ACD had asked we take photos of various guests for them to post on their website as a humble-brag on the guests visiting their House.  Member Kenn Bates was assigned photographer duty, and he said over the course of the Worldcon he took over 3,000 photos.  Next to the bar was a bust of Oscar Wilde, which we used as the focal point for VIP photos.  Member, author, and last year’s Worldcon Guest of Honor Spider Robinson attended, as did SFWA Grandmaster/THS Director Joe Haldeman and Gay Haldeman.  SFWA Grandmaster Robert Silverberg and Karen Haber Silverberg made their appearance later in the evening, and despite coming from dinner at Dublin’s only 2-star restaurant near Merrion Square, Bob consumed his usual bowl of hot chili with aplomb.

Our plan was to close at midnight, and even threatened the inevitably hangers-on that we would put them to work.  Clean up took until about 1:30 AM.

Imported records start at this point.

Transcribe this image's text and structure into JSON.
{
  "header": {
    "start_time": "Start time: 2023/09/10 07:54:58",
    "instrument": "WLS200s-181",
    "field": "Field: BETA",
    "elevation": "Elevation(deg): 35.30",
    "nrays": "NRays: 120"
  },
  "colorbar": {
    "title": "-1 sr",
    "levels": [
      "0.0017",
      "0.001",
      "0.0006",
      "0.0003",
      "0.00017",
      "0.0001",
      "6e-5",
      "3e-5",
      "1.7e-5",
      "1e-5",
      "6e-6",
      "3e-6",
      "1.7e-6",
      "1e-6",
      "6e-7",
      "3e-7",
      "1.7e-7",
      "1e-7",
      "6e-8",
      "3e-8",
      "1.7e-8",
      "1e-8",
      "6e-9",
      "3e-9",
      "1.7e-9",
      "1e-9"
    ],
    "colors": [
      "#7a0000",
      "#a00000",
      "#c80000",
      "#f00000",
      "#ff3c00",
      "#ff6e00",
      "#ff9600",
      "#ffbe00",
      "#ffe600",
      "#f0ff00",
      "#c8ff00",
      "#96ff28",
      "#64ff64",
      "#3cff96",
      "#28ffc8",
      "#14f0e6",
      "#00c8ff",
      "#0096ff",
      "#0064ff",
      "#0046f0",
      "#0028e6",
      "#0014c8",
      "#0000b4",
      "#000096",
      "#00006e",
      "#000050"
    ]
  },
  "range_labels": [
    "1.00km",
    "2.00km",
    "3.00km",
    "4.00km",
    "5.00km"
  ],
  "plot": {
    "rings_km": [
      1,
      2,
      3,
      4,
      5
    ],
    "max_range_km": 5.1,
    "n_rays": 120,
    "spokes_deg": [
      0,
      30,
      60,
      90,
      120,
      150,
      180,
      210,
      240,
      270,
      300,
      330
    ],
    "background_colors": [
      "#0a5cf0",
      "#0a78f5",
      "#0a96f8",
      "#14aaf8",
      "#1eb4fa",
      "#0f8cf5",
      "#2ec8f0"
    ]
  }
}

Worldcon Closes.  The last day of Worldcon, Monday 21 August.  We tore down, packed, and got Fan Table stuff distributed to whomever by 1:30 PM.  Jason Aukerman left earlier that day to back to IUPUI, where his Ph.D. qualifying exam awaited him.  That’ll serve him right for having fun at Worldcon.  Jason said his exam is not a sit-down exam at an appointed time and place.  Rather, he is given three topics upon which he must write the equivalent of a term paper for each topic, all due in two weeks’ time.  We should expect to see Jason future Worldcons representing the Bradbury Center; his contract explicitly says he must attend each year’s Worldcon in perpetuity.

Future THS Convention Activities.  The 2021 Worldcon was awarded to the only bidding committee, Washington, DC.  The 2022 Worldcon site will be selected next year in Wellington, New Zealand, but at the moment only Chicago has a formal bid.  THS’s major convention activities appear to be:

Leave a Reply